▸ **How to complete this task**: Search the listing below for the string "Teilnahme" and show each line that contains it.

▸ **Records**:
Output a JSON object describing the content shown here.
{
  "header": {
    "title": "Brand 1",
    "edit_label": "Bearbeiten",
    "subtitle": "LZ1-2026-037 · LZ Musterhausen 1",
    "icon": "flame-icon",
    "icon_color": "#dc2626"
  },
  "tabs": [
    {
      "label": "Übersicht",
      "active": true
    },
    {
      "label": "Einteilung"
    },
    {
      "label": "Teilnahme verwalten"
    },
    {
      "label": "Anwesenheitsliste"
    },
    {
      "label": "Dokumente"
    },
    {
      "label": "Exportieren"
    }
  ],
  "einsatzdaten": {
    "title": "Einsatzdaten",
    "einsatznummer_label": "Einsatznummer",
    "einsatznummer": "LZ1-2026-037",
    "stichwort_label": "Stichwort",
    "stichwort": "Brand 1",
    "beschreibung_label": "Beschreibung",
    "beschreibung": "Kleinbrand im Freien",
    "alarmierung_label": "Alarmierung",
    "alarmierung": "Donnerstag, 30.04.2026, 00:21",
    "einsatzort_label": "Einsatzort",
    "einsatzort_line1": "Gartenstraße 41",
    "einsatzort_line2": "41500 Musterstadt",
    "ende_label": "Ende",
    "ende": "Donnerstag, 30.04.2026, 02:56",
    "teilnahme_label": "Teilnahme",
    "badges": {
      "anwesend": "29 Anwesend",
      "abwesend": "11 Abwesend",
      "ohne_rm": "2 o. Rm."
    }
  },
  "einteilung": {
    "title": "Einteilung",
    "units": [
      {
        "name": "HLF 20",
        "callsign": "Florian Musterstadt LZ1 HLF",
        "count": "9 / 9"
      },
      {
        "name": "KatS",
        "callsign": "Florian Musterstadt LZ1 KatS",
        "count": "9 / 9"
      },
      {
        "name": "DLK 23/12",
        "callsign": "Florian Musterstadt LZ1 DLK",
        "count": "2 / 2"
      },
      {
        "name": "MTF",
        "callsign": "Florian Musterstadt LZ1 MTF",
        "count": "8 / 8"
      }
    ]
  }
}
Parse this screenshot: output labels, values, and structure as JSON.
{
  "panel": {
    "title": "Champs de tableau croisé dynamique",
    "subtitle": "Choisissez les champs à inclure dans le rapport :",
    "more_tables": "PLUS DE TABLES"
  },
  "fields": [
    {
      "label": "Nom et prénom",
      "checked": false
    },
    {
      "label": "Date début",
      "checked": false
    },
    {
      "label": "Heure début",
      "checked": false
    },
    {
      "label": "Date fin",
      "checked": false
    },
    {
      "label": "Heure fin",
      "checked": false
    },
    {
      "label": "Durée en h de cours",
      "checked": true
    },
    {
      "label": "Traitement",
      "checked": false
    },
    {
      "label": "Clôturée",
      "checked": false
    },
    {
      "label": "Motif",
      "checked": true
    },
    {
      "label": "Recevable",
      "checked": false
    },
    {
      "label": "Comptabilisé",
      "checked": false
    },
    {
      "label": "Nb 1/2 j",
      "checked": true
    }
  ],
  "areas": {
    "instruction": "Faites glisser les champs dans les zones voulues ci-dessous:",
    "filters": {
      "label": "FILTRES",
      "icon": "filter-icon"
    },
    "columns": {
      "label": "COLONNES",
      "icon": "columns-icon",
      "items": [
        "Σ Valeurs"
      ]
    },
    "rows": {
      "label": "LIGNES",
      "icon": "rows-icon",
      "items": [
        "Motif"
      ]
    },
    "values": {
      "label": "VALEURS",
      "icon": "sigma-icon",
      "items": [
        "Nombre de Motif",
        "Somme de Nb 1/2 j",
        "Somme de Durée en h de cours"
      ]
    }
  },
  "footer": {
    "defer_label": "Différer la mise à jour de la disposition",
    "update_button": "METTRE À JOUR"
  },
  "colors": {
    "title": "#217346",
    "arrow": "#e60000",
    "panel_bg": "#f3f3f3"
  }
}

▸ **The answer**:
      "label": "Teilnahme verwalten"
    "teilnahme_label": "Teilnahme",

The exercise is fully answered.